Subject: I have found a CD that I think you would enjoy
Garden of Jane Delawney
Genres: Folk, World Music, Pop, Rock, Classic Rock
UK reissue of the 1970 debut album for the British Folk act compared to Fairport Convention. Divided between traditional Folk covers ('The Great Silkie' is the best) and Tobias Boshell originals, Gardens Of Jane Delawney ... more »
UK reissue of the 1970 debut album for the British Folk act compared to Fairport Convention. Divided between traditional Folk covers ('The Great Silkie' is the best) and Tobias Boshell originals, Gardens Of Jane Delawney remains a fine album on par with Fairport Convention, Pentangle and Steeleye Span albums of the era. Oddly enough, main songwriter Boshell eventually joined Kiki Dee's band and wrote her biggest hit, the oft-covered 'I've Got The Music In Me'! Nine tracks including 'Nothing Special', 'Lady Margaret' and 'She Moved Through The Fair'. Sony/BMG.
Similarly Requested CDs
Flabbergast the Brown | Sirus Minor | 10/28/2005
(5 out of 5 stars)
"all the Trees material is amazing and should be checked out by anybody interested in British folk-rock. I just felt the need to counter the Jimmy Page-bashing by the other review here. The Bert Jansch song they refer to was called 'Blackwaterside' and the Led Zeppelin instrumental 'Black Mountainside' -- which was performed live as White Summer - does indeed seem to copy Jansch note for note. But not only was this years before the Trees recorded their own interpretation, the album credits are actually "Trad., arrangement by J.Page". And this is technically completely correct - it WAS a traditional tune, and the arrangement IS from Page. The fact that he borrowed huge musical phrases and much of the dynamics from Jansch only means he knew good music when he heard it. Page was actually very open about his taste for British folk-rock -- remember that Sandy Denny sang on Zeppelin IV -- and if Bert Jansch felt he had been unduly ripped off he could have taken legal action. In fact, I have played Jansch's Blackwaterside for dozens of people and thus opened up a whole new audience for HIM when they realized what an influence he was on Page. I think Jansch knew (and still knows) this and would probably THANK him for having borrowed so strongly from his work. He and Davy Graham certainly haven't starved as a result of Zeppelin's success."
Very nice Folk Rock album with a bit of "Psychedelia"
Strat_Lvr | 10/03/2005
(4 out of 5 stars)
"Of the two albums by Trees, this, The Garden Of Jane Delawney, is more traditional sounding than their second album "On The Shore." It's not as hard rocking, much mellower, but still a brilliant album with some great lead guitar solos, and Celia Humphris vocals are just amazing, beautiful and incredible voice.
Their is one song on here that Jimmy Page stole the main guitar parts for, and then used it in the song he calls "White Summer," but it's actually taken from the traditional folk song "She Moves Through The Fair," which Davey Graham covered along with Bert Jansch, who was one of Page's acoustic influences.
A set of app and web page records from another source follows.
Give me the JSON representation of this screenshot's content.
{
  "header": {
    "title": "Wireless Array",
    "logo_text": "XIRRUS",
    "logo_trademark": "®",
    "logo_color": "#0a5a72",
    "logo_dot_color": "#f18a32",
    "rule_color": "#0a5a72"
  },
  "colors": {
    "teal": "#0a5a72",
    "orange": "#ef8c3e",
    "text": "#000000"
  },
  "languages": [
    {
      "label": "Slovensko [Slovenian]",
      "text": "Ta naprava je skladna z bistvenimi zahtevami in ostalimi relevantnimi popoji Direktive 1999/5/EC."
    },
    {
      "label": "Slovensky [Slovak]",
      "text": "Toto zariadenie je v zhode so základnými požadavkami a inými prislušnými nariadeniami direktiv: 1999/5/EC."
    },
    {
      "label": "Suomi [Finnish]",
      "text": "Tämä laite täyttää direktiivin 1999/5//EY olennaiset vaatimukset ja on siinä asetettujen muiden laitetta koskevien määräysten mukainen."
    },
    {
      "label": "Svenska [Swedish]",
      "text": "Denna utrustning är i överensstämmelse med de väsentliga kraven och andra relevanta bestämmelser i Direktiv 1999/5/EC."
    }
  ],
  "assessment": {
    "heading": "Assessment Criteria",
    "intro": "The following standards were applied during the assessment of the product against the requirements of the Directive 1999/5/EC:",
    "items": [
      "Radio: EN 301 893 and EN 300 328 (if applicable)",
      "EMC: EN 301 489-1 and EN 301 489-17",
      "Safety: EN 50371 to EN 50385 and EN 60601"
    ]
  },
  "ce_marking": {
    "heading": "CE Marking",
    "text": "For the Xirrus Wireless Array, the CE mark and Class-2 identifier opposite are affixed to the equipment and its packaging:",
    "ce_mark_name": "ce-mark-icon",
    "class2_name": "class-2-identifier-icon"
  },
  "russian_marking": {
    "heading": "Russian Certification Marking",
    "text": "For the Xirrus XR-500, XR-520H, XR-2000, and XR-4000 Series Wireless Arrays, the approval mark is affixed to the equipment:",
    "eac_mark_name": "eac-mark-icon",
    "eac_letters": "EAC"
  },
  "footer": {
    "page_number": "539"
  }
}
It's not a surprise that Page stole from that song as well as tons of others. He simply should not have got credit for being the writer of that song, and Led Zeppelin would also play "White Summer" live in concert. Their is even a website that describes how Jimmy Page & The Yardbirds ripped off other groups/artists of songs, and also Led Zeppelin.
The Garden of Jane Delawney is quite different in my opinion from their second album "On The Shore," but I still like and enjoy it very much, it definitely has it's moments, and I think the best thing about this album is some of the great guitar work, and of course, fantastic female vocals from Celia Humphris. But I think that "On The Shore" is a much better and stronger album, it's not as mellow as this, but this still is an excellent album and worth having. Glenn Signal Hill,CA USA"
Walk through the eerie trees
B. E Jackson | Pennsylvania | 02/07/2009
(5 out of 5 stars)
"This is a pretty strange album. One way of looking at the music is like this- the music is very pretty, contains the English folk-rock style *exceptionally* well, and is just all-around really pleasant music.
But also, there's a heavy punch to some of these songs, such as "Lady Margaret", and the guitar playing is quite solid with a hint of blues among all the pretty instrumentation. The direction of the music can switch gears dramatically in some instances.
Sure, it sounds like Fairport Convention, but in some ways, this is actually better because of the choice of instruments. The female lead singer has a pretty voice, and the mystical vibe of the English folk-rock style is implimented nicely here. Worth owning."